In the garden, my flowers were coming up nicely, in spite of the frost we’d just had, not unusual for mid-May, I suppose. My tulips and daffodils in the far corner, my peonies and irises coming up on both sides. I caught the scent of my narcissus, potent, I thought, for such a delicate-looking bloom, its pale colour. It went straight to my head when I put my nose to it, like a drug. Stum had mown the grass short and even, as I’d asked, and swept the walk of clippings. I spied a hardy spiked weed sprouting in one corner of the garden, and was about to get up when I felt a sensation rise inside me that would not go away.
It was Yano, the thought of him, wild, crazy man in the middle of my placid afternoon, riling me. He was forever
ranting about something, raking back his hair with his dirty fingernails; his hair that was too long, like a teenager’s, his clothes too tight at the armpits and crotch, so they showed his bulge. Standing at the foot of my steps, where Sachi had stood, his dog peeing in my flowers. Over and over he’d ask me about the camps. He’d say the government owed us money and an apology. Badger me with where this, when that, and how long. “How long were you there, Saito-san?” For the tenth time.
“I told you,” I would scold back, not keeping the impatience from my voice.
“Each time you say different,” he would say. “Four years, five, which is it? When was it you left? Forty-six, forty-seven?”
When I didn’t answer, he’d come up with more to taunt me with. “Why didn’t you leave sooner? Right when the war ended? Why did you wait, Saito-san?” I could have asked him why too, why didn’t he stay in Japan? Why did he come back? But I did not. Really, it mattered little now. Thirty years gone by, and still it was fresh in his mind.

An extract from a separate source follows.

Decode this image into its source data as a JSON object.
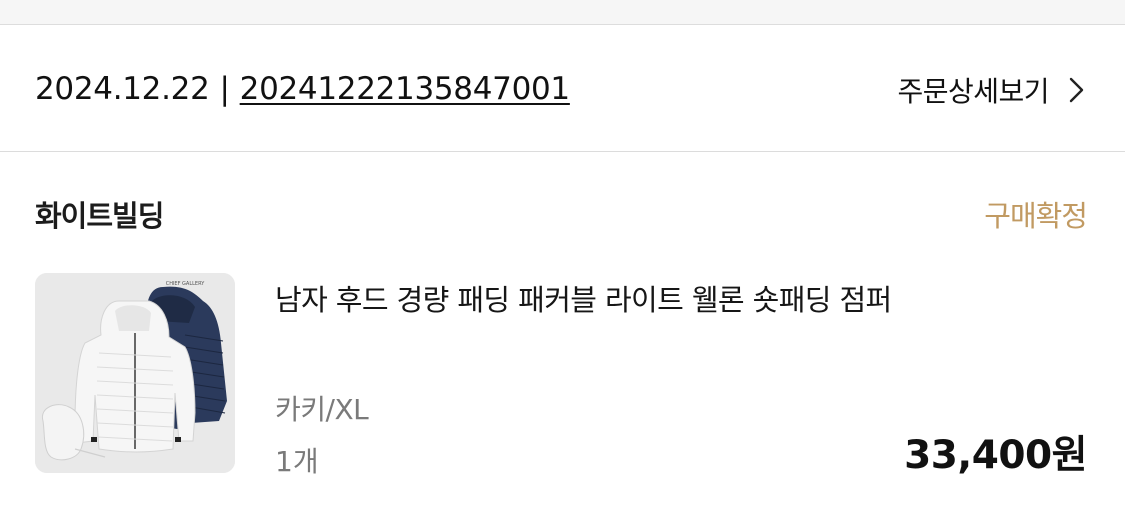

Whenever he came to me with his petitions, his flyers for meetings, he’d stand so close and I’d have to breathe through my mouth because he smelled. Even out here, in the open air. It wasn’t like Papa, a slow, seeping odour coming down the stairs, settling on you; it was alive and pungent, insistent, a man’s odour probing you all over. How I wanted to shake it off, shake both him and Papa off me, but I couldn’t.

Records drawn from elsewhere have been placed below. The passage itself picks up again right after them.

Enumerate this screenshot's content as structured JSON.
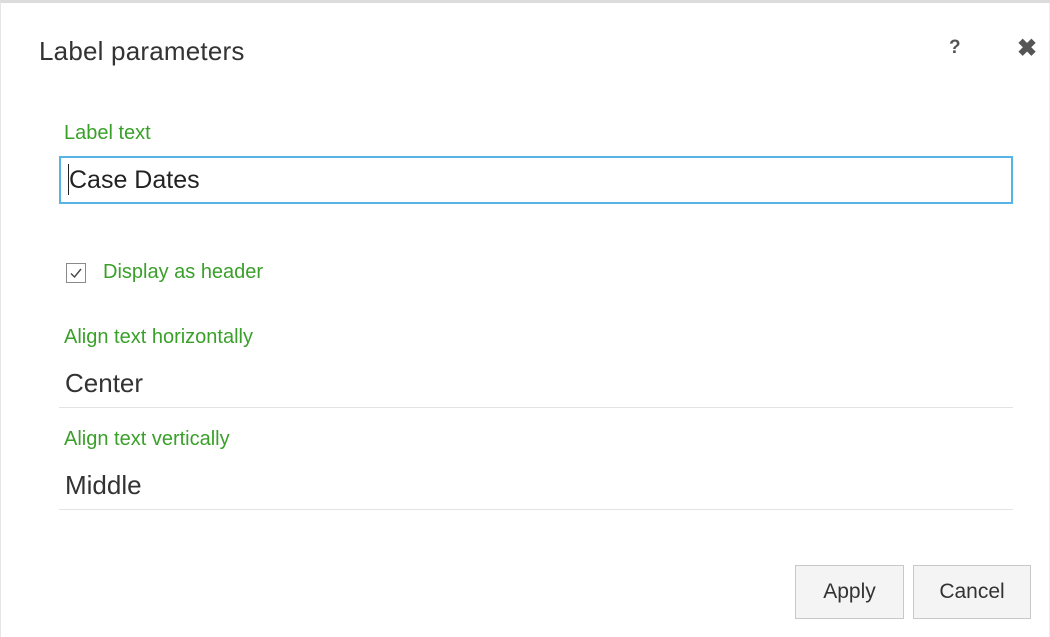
{
  "dialog": {
    "title": "Label parameters",
    "help_label": "?",
    "close_label": "✖"
  },
  "label_text": {
    "label": "Label text",
    "value": "Case Dates"
  },
  "display_as_header": {
    "label": "Display as header",
    "checked": true
  },
  "align_horizontal": {
    "label": "Align text horizontally",
    "value": "Center"
  },
  "align_vertical": {
    "label": "Align text vertically",
    "value": "Middle"
  },
  "buttons": {
    "apply": "Apply",
    "cancel": "Cancel"
  },
  "colors": {
    "label_green": "#3aa02a",
    "input_focus_border": "#58b4e4"
  },
  "icons": {
    "help": "help-icon",
    "close": "close-icon",
    "checkbox": "checkmark-icon"
  }
}
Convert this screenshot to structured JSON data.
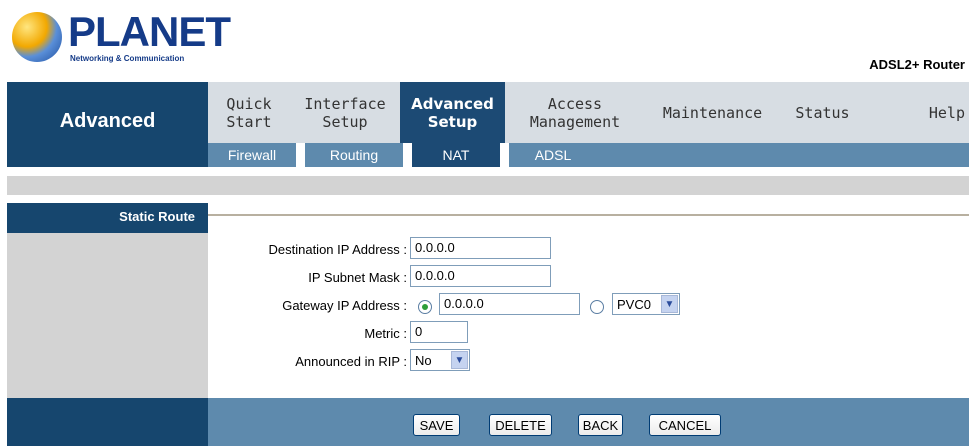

Instead, I reached under my skirt and unhooked my stockings. I was careful with them because they were expensive. These days it was nothing but pantyhose in the stores.
I left the stockings in beige pools on the stoop and stepped onto the cool, cool grass. I even forgot to yank out the weed.
It was the first time in a long while that I’d given myself over to such an impulse, gallivanting in my garden, barefoot. Beyond the fence of the yard, the bushes and grass seemed thick as a jungle leading down to the creek.
Later that evening, after dinner, I noticed one of my stockings hanging out of Stum’s pocket. “What are you doing with that?” I demanded, and took it from him. He smirked a little. “Where’s the other?” He pulled the second from his pocket as well. “They were there,” he said in his drawling way, pointing to the stoop where I’d left them. His fingers were gentle and slow giving it back.
I knew it wasn’t the first time he’d touched a woman’s things. Years ago, I caught him with his nose inside my underwear drawer. Since then, as far as I knew, he’d held only day-old chicks, just so in his palms, squeezed and scrutinized so he could tell their sex. One after another, eight hundred in an hour, so he said, separated out to do their business, the males from the females. He’d never brought a girl home.